Never say never. Enter the Kebbi State Governor, Atiku Bagudu and his predecessor, Saidu Dakingari: Dakingari of the PDP fell out with many PDP chieftains in the State prior to the party’s primaries. He vowed never to hand over to Bagudu who was also a PDP member at the time.
Bagudu lost the party’s primaries and 24 hours later, he defected to the APC where he emerged the party’s candidate. He later won the governorship election and since then, the duo cannot be left in the same room.
Conflicts are inevitable. Even in the small chamber, the mouth, the tongue and the teeth are the closest neighbours.

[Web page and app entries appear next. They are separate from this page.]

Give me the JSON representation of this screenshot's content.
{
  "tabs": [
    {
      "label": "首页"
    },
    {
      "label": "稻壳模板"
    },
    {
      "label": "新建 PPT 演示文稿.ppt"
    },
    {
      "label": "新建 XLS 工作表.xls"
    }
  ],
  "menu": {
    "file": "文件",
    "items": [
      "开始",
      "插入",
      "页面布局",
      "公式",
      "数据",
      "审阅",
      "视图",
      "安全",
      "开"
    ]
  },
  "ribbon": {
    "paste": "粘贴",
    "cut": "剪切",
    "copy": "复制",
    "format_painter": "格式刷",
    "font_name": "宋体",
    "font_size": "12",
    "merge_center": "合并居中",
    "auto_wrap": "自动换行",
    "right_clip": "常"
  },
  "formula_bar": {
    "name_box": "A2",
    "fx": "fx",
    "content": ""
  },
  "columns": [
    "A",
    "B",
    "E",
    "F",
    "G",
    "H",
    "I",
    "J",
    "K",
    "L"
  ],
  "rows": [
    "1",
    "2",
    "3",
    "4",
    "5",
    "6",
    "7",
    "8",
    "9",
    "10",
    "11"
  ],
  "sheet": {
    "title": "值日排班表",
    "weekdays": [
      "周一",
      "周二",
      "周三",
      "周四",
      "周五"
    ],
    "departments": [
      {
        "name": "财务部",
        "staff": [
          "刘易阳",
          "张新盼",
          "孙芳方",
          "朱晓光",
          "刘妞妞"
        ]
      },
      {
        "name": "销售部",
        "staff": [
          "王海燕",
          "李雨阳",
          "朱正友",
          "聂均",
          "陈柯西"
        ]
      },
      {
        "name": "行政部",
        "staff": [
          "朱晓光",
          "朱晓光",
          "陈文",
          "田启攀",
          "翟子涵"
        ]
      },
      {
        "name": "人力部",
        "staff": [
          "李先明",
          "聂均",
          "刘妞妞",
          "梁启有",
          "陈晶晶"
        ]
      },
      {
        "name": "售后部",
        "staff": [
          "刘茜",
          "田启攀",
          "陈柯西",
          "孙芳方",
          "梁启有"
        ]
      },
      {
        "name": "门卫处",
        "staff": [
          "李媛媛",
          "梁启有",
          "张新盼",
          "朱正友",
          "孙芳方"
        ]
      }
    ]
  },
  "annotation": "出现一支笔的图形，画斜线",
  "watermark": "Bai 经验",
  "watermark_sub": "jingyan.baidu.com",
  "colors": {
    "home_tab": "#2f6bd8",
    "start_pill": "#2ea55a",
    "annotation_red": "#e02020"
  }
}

They still quarrel; and when they quarrel, they settle. When a man who has been loyal to you for long offends you, you must talk it over with him and let life continue.
Transparency is golden. Sometimes, the excessive love for money can drive a wedge between two friends. Kano State is one of the very few States in our current democratic experiment, where a governor has been succeeded by his erstwhile deputy. To the outside world, former Governor Rabiu Musa Kwankwaso could never have found a more loyal follower than his deputy, Dr. Umar Ganduje. They were together for the two terms.
Anyone who saw the duo anywhere in their immaculate white apparel always with the red cap to match could have sworn that nothing on earth could ever go wrong between them. But today, they are at daggers-drawn. Listen to Ganduje’s recent outburst: “I have decided to let the cat out of the bag… For one year, Kwankwaso did not pay a single kobo as tuition fees for our students abroad. Right now, Kano State owes those students N3 billion….” With a bit of transparency, the problem here would have been obviated.
Don’t live and let die: The case of Anambra State is rather pathetic.
Former Governor Peter Obi got a standing ovation across the world when he announced that he was leaving N75 billion cash in the till. His successor, Willie Obianor, was yet gnashing his teeth on how he would preside over the disbursement of N75 billion wind-falls.
Meanwhile, traditional rulers, labour leaders, contractors, and other stakeholders were quick to brand Obianor as wicked for not wanting to freely spend the huge amount left by his predecessor.
Little did anyone know that what Peter Obi called cash-in-hand were basically investment in stocks, bonds and other non-performing equities arranged by Obi in his final days in office; long-term uncompleted assets that will not earn cash until they are completed; various sums spent in rehabilitating federal roads in the State for which re-imbursements may come in the distant future; computation of the State’s share of the Excess Crude Account contributed as capital to the Nigerian Sovereign Wealth Fund in 2010, etc.
Again, Obi left a financial burden of N185 billion for contracts awarded in the final hours of his tenure.
Obianor had to cry out and that today is the source of the conflict between him and Obi.
As frightening as the foregoing cases may be, the cut-throat rivalry between the Rivers State Governor, Nyesom Wike, and his predecessor, Rotimi Amaechi, fritters all of them into insignificance.
Translated to the Edo State situation, the APC must immediately begin to see the impending war of succession for what it is – a war between the APC and the PDP! The worst same-party successor is better than the best opposition successor.
For Edo State APC, it is not too early to invite Harry Song to add one stanza to his Reggae and Blues:
Fight the battle, fight the war… I do, I do
Win the battle, win the war… I do, I do.